───── SUPPLIED MATERIAL
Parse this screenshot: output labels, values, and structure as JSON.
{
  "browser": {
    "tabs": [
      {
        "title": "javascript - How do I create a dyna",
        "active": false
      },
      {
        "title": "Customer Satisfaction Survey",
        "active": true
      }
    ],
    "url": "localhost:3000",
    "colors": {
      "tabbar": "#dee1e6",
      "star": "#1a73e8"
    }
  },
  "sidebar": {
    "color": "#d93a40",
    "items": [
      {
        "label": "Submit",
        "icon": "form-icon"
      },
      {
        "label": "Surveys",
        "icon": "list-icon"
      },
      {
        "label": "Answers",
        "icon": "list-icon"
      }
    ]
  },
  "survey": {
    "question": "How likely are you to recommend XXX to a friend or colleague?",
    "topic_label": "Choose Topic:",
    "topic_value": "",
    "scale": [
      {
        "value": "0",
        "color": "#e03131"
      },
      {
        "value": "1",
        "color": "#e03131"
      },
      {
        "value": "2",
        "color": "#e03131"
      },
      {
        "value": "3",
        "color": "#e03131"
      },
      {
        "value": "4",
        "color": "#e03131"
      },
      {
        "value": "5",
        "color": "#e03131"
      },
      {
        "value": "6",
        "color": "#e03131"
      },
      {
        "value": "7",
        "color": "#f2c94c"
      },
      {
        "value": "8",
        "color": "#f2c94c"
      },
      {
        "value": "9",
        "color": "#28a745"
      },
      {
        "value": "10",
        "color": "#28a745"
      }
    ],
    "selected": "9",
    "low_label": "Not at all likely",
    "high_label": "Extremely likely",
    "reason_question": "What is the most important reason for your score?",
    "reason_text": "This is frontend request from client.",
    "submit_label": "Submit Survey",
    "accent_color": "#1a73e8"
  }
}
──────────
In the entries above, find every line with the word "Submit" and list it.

SOLUTION BELOW:
        "label": "Submit",
    "submit_label": "Submit Survey",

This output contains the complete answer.